TASK TO CARRY OUT. Go through the records and show each line where the word "worst" occurs.

Items from a dataset.

● ● ●

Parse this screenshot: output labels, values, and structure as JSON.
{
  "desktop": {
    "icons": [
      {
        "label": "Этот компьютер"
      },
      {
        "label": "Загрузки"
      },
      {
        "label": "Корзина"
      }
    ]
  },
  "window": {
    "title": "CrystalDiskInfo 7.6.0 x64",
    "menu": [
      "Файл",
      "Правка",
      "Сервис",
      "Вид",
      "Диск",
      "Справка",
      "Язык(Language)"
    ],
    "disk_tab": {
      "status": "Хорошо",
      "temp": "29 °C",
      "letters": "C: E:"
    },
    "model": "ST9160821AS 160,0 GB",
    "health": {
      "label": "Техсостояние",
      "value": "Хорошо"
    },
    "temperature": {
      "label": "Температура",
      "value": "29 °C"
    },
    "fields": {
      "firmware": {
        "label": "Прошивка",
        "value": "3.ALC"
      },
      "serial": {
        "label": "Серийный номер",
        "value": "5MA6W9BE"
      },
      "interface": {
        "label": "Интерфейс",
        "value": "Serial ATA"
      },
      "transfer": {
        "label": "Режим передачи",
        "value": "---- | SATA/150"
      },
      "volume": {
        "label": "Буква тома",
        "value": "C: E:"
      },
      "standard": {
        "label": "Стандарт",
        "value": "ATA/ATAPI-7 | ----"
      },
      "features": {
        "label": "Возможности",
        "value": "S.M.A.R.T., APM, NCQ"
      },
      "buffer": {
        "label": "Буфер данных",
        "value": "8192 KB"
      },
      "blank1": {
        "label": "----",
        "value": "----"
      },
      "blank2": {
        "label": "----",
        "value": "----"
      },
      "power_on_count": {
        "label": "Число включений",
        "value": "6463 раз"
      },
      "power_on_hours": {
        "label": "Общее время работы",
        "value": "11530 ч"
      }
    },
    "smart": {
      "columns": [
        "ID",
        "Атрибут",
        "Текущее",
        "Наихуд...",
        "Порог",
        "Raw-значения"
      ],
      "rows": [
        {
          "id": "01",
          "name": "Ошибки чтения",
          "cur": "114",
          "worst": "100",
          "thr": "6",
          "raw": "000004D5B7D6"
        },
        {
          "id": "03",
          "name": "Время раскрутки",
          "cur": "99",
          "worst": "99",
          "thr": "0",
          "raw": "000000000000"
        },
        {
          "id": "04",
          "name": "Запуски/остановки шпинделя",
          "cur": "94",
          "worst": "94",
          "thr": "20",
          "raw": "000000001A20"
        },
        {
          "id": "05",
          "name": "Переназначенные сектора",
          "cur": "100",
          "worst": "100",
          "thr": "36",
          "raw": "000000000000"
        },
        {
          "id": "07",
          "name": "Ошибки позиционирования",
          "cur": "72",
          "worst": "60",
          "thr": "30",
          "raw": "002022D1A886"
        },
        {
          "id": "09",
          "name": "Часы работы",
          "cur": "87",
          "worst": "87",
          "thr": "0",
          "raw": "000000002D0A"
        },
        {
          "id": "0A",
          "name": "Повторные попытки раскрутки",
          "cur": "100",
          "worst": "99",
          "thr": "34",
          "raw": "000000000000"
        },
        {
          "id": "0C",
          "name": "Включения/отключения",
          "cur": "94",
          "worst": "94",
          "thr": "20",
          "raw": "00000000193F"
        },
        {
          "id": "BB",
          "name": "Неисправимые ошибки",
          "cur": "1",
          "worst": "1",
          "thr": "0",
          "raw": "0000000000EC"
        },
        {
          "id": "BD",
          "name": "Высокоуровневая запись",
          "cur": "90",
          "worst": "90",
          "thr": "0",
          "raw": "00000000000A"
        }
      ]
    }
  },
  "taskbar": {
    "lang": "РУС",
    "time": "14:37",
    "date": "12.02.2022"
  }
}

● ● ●

RESPONSE AREA.
          "worst": "100",
          "worst": "99",
          "worst": "94",
          "worst": "100",
          "worst": "60",
          "worst": "87",
          "worst": "99",
          "worst": "94",
          "worst": "1",
          "worst": "90",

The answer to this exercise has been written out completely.